Task instructions - In the copy, keep every word of the data below and none of its pictures.

--- Recorded information ---

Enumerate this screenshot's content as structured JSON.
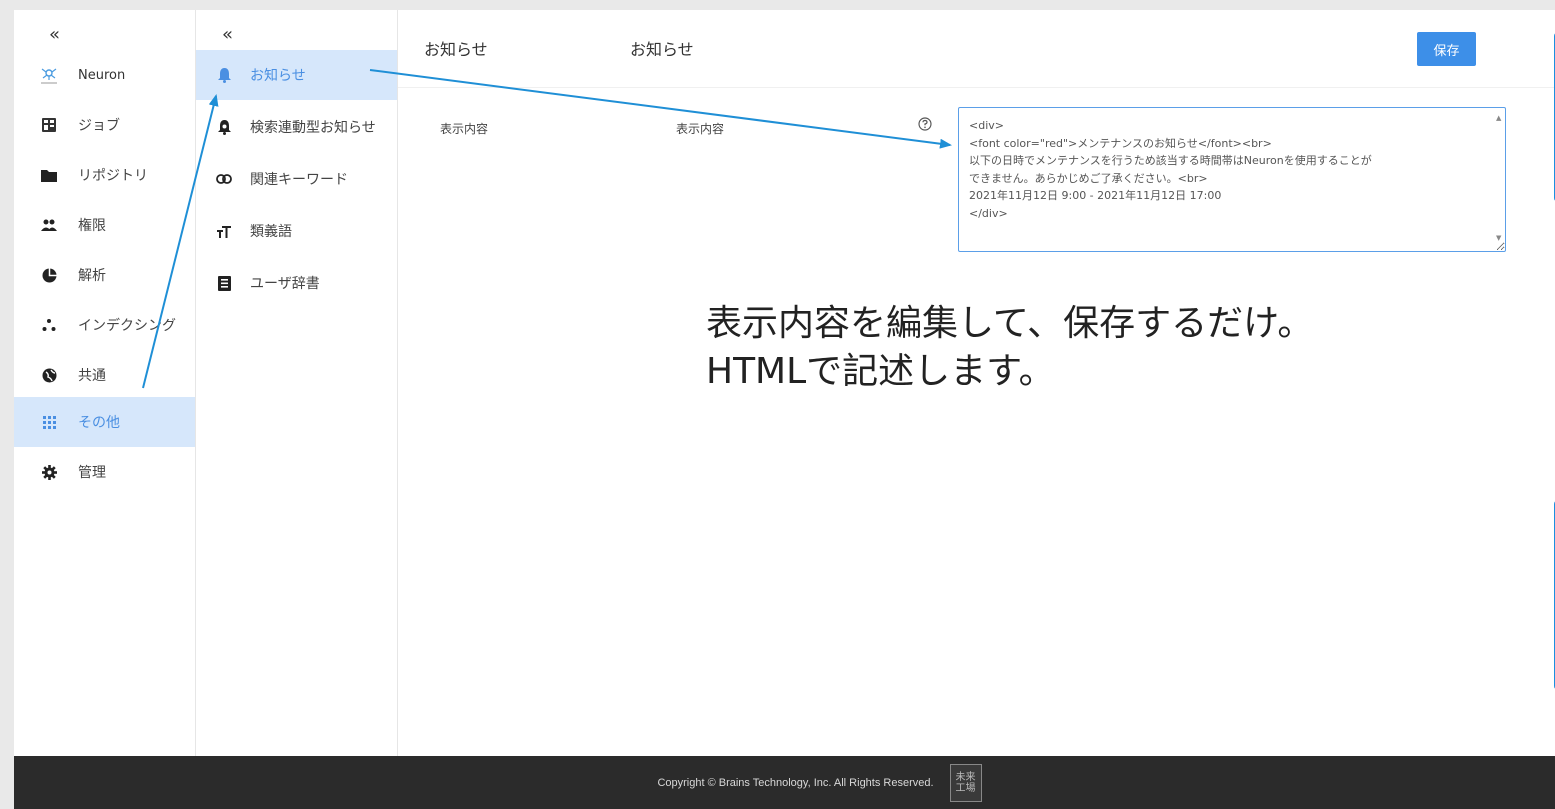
{
  "nav1": {
    "collapse": "«",
    "items": [
      {
        "label": "Neuron",
        "icon": "neuron-logo-icon"
      },
      {
        "label": "ジョブ",
        "icon": "job-icon"
      },
      {
        "label": "リポジトリ",
        "icon": "folder-icon"
      },
      {
        "label": "権限",
        "icon": "users-icon"
      },
      {
        "label": "解析",
        "icon": "pie-chart-icon"
      },
      {
        "label": "インデクシング",
        "icon": "dots-icon"
      },
      {
        "label": "共通",
        "icon": "globe-icon"
      },
      {
        "label": "その他",
        "icon": "grid-icon",
        "active": true
      },
      {
        "label": "管理",
        "icon": "gear-icon"
      }
    ]
  },
  "nav2": {
    "collapse": "«",
    "items": [
      {
        "label": "お知らせ",
        "icon": "bell-icon",
        "active": true
      },
      {
        "label": "検索連動型お知らせ",
        "icon": "bell-search-icon"
      },
      {
        "label": "関連キーワード",
        "icon": "link-icon"
      },
      {
        "label": "類義語",
        "icon": "text-size-icon"
      },
      {
        "label": "ユーザ辞書",
        "icon": "book-icon"
      }
    ]
  },
  "main": {
    "title": "お知らせ",
    "title2": "お知らせ",
    "save_label": "保存",
    "field_label": "表示内容",
    "field_label2": "表示内容",
    "content": "<div>\n<font color=\"red\">メンテナンスのお知らせ</font><br>\n以下の日時でメンテナンスを行うため該当する時間帯はNeuronを使用することが\nできません。あらかじめご了承ください。<br>\n2021年11月12日 9:00 - 2021年11月12日 17:00\n</div>"
  },
  "annotation": {
    "line1": "表示内容を編集して、保存するだけ。",
    "line2": "HTMLで記述します。"
  },
  "footer": {
    "copyright": "Copyright © Brains Technology, Inc. All Rights Reserved.",
    "logo_text": "未来\n工場"
  },
  "colors": {
    "accent": "#3d8fe8",
    "active_bg": "#d6e7fb",
    "arrow": "#1f8fd6",
    "footer_bg": "#2b2b2b"
  }
}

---

Solution to the problem -
Enumerate this screenshot's content as structured JSON.
{
  "nav1": {
    "collapse": "«",
    "items": [
      {
        "label": "Neuron",
        "icon": "neuron-logo-icon"
      },
      {
        "label": "ジョブ",
        "icon": "job-icon"
      },
      {
        "label": "リポジトリ",
        "icon": "folder-icon"
      },
      {
        "label": "権限",
        "icon": "users-icon"
      },
      {
        "label": "解析",
        "icon": "pie-chart-icon"
      },
      {
        "label": "インデクシング",
        "icon": "dots-icon"
      },
      {
        "label": "共通",
        "icon": "globe-icon"
      },
      {
        "label": "その他",
        "icon": "grid-icon",
        "active": true
      },
      {
        "label": "管理",
        "icon": "gear-icon"
      }
    ]
  },
  "nav2": {
    "collapse": "«",
    "items": [
      {
        "label": "お知らせ",
        "icon": "bell-icon",
        "active": true
      },
      {
        "label": "検索連動型お知らせ",
        "icon": "bell-search-icon"
      },
      {
        "label": "関連キーワード",
        "icon": "link-icon"
      },
      {
        "label": "類義語",
        "icon": "text-size-icon"
      },
      {
        "label": "ユーザ辞書",
        "icon": "book-icon"
      }
    ]
  },
  "main": {
    "title": "お知らせ",
    "title2": "お知らせ",
    "save_label": "保存",
    "field_label": "表示内容",
    "field_label2": "表示内容",
    "content": "<div>\n<font color=\"red\">メンテナンスのお知らせ</font><br>\n以下の日時でメンテナンスを行うため該当する時間帯はNeuronを使用することが\nできません。あらかじめご了承ください。<br>\n2021年11月12日 9:00 - 2021年11月12日 17:00\n</div>"
  },
  "annotation": {
    "line1": "表示内容を編集して、保存するだけ。",
    "line2": "HTMLで記述します。"
  },
  "footer": {
    "copyright": "Copyright © Brains Technology, Inc. All Rights Reserved.",
    "logo_text": "未来\n工場"
  },
  "colors": {
    "accent": "#3d8fe8",
    "active_bg": "#d6e7fb",
    "arrow": "#1f8fd6",
    "footer_bg": "#2b2b2b"
  }
}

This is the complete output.